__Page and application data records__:
━━━━
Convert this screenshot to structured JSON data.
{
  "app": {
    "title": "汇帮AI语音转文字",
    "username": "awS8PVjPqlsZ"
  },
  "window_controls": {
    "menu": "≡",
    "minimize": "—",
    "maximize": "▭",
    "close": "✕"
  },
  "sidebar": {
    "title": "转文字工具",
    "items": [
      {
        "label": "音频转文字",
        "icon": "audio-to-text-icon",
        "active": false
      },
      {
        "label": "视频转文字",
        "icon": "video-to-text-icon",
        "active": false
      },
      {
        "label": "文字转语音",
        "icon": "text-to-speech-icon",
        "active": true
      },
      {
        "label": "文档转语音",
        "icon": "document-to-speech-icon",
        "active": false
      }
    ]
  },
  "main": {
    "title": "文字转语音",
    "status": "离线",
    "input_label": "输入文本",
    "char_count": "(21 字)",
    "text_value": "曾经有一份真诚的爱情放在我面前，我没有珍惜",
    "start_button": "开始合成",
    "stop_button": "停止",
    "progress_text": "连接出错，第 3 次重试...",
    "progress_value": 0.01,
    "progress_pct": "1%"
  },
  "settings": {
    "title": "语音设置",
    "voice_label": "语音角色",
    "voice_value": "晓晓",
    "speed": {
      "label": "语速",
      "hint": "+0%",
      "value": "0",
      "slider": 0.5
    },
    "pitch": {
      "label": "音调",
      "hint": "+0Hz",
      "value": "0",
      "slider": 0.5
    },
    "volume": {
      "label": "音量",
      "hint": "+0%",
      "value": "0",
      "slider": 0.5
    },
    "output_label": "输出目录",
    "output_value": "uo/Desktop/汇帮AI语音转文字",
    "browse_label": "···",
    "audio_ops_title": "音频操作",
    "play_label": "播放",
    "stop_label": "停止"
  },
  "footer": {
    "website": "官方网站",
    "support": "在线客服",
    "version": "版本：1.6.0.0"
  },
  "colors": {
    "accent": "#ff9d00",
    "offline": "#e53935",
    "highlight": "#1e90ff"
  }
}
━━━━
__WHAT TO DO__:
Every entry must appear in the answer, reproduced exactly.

__FINISHED EXERCISE__:
Convert this screenshot to structured JSON data.
{
  "app": {
    "title": "汇帮AI语音转文字",
    "username": "awS8PVjPqlsZ"
  },
  "window_controls": {
    "menu": "≡",
    "minimize": "—",
    "maximize": "▭",
    "close": "✕"
  },
  "sidebar": {
    "title": "转文字工具",
    "items": [
      {
        "label": "音频转文字",
        "icon": "audio-to-text-icon",
        "active": false
      },
      {
        "label": "视频转文字",
        "icon": "video-to-text-icon",
        "active": false
      },
      {
        "label": "文字转语音",
        "icon": "text-to-speech-icon",
        "active": true
      },
      {
        "label": "文档转语音",
        "icon": "document-to-speech-icon",
        "active": false
      }
    ]
  },
  "main": {
    "title": "文字转语音",
    "status": "离线",
    "input_label": "输入文本",
    "char_count": "(21 字)",
    "text_value": "曾经有一份真诚的爱情放在我面前，我没有珍惜",
    "start_button": "开始合成",
    "stop_button": "停止",
    "progress_text": "连接出错，第 3 次重试...",
    "progress_value": 0.01,
    "progress_pct": "1%"
  },
  "settings": {
    "title": "语音设置",
    "voice_label": "语音角色",
    "voice_value": "晓晓",
    "speed": {
      "label": "语速",
      "hint": "+0%",
      "value": "0",
      "slider": 0.5
    },
    "pitch": {
      "label": "音调",
      "hint": "+0Hz",
      "value": "0",
      "slider": 0.5
    },
    "volume": {
      "label": "音量",
      "hint": "+0%",
      "value": "0",
      "slider": 0.5
    },
    "output_label": "输出目录",
    "output_value": "uo/Desktop/汇帮AI语音转文字",
    "browse_label": "···",
    "audio_ops_title": "音频操作",
    "play_label": "播放",
    "stop_label": "停止"
  },
  "footer": {
    "website": "官方网站",
    "support": "在线客服",
    "version": "版本：1.6.0.0"
  },
  "colors": {
    "accent": "#ff9d00",
    "offline": "#e53935",
    "highlight": "#1e90ff"
  }
}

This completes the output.